I have to say that i am noticing something lately about the kindness of strangers. And it is both surprising and obvious at the same time. Especially if you live in the South, as i do. ;)
Strangers will let a car go in front of them in traffic, offer a handshake and a smile in the church lobby, and exchange pleasantries while lingering in a waiting room. I see these behaviors all the time. And i think they are well done. We should be kind to one another! And as a Christian, i know that God calls us to love one another, that He rebukes us in the holy Scriptures to love even "the least of these" [Matthew 25:40] and the ones who are less lovable [Matthew 5:43-47].
Lately, though, with Social Media, i am noticing another trend in the kindness of strangers: we praise, encourage, and compliment one another in the public forum. Again, there is nothing wrong with that. But it hit me like a ton of bricks this week that we are not as good at performing those same kindnesses amongst our own families.
In the same way that we can have heated debates on Social Media and say things we would probably never say in person, we are also quick to offer lengthy encouragement, hearty praise, and flowery compliments - in the Social Media forum, at least. And yet... are we using those same gifts in our own homes?
Here's what i mean...
Are we offering the same flowery praise to our children? Our spouse?
Are we encouraging our children and spouse as much as we encourage others on Facebook?
Are we speaking words of praise over our children and spouse enough to fill their Love Banks?
Are we quick to speak life when a child or spouse has made a mistake?
Or... do we save those sides of ourselves for strangers (or practical strangers)?
The truth is, on Facebook, you can get encouragement back. You get "Likes" and words of affirmation after being a public cheerleader. But you don't exactly get that with your kids, do you?

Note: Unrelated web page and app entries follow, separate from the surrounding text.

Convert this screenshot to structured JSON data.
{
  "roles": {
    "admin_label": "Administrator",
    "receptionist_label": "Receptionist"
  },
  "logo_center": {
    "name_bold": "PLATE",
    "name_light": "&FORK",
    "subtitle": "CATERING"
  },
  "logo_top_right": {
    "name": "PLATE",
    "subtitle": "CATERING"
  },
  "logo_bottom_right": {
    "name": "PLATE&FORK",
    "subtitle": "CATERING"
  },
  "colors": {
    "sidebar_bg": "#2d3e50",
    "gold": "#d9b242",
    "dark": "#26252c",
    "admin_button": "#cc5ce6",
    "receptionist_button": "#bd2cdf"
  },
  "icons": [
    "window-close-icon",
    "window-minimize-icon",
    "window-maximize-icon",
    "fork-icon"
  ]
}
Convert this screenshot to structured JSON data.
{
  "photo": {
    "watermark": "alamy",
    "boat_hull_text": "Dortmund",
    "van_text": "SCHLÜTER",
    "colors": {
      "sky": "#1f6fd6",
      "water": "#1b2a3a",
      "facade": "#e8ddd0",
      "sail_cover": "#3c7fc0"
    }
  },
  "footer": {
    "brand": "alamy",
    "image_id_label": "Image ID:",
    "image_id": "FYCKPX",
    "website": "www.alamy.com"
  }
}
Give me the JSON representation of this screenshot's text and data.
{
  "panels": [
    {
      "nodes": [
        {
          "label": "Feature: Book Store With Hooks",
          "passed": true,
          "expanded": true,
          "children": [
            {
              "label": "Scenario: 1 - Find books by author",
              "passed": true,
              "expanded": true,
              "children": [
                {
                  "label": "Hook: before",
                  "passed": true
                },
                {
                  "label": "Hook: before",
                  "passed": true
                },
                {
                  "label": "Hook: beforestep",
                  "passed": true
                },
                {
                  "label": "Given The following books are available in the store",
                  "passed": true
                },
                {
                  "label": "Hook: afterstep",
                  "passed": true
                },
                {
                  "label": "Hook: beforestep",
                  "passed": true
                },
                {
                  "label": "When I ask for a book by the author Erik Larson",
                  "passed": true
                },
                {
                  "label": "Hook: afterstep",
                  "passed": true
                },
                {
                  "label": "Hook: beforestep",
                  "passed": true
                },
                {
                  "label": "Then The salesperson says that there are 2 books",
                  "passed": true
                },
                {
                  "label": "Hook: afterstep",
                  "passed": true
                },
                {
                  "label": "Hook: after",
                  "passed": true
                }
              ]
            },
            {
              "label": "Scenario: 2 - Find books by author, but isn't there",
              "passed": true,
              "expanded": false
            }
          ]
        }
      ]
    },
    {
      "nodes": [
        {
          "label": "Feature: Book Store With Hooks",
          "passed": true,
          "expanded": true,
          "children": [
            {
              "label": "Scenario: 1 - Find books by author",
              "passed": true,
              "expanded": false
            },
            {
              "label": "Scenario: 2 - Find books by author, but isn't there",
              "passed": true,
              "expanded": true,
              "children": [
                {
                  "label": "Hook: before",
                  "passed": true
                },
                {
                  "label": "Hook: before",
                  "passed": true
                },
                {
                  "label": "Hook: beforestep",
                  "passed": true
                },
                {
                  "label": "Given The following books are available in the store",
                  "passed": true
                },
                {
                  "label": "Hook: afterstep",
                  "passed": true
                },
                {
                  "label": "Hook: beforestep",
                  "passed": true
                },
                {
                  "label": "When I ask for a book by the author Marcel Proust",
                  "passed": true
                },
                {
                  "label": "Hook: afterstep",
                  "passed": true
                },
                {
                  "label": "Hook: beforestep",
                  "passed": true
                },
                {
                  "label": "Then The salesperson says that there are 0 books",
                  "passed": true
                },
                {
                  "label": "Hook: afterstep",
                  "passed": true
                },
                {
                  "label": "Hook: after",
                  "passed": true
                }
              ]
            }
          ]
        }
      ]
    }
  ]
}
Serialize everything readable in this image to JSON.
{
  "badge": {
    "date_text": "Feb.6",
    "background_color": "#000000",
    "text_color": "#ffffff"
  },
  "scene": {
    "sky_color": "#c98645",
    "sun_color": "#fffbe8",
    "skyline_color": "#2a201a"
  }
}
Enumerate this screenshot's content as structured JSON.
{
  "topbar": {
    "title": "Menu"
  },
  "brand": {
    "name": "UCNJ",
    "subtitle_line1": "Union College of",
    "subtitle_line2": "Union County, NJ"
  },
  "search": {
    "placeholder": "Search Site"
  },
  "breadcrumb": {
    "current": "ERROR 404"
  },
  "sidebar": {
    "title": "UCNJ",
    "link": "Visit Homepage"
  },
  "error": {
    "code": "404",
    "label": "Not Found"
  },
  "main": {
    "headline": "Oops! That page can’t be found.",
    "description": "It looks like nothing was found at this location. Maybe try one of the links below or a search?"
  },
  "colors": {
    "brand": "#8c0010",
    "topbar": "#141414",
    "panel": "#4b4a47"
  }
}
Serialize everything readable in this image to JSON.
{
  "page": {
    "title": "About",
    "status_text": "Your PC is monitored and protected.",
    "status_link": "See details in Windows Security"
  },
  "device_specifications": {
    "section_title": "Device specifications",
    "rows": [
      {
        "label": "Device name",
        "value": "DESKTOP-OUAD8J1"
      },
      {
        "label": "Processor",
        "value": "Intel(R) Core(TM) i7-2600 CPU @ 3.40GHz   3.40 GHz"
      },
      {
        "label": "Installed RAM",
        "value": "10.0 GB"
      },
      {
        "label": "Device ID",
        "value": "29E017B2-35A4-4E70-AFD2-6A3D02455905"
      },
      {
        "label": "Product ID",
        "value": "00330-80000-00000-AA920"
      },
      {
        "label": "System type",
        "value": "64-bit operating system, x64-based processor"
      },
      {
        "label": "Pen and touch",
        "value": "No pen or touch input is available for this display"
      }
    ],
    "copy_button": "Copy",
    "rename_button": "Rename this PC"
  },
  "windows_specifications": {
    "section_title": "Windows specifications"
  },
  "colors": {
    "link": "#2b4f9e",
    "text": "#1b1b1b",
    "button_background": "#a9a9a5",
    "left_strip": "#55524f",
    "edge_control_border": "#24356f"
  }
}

I've read a lot lately about our culture becoming narcissistic, and i believe this may be part of it; we long for praise, encouragement, and compliments (it's human nature). But is it driving us to demand that sort of positive reinforcement from one another in any way we can get it? Are we less able to hear constructive criticism because of it? Are we becoming less interested in pouring positivity into the lives of people (like our children) who cannot pat us on the back for every good word? Are we less invested in the long-term satisfaction of a job well done and more focused on the immediate gratification Social Media offers?
Something to think about, anyway.
What say you?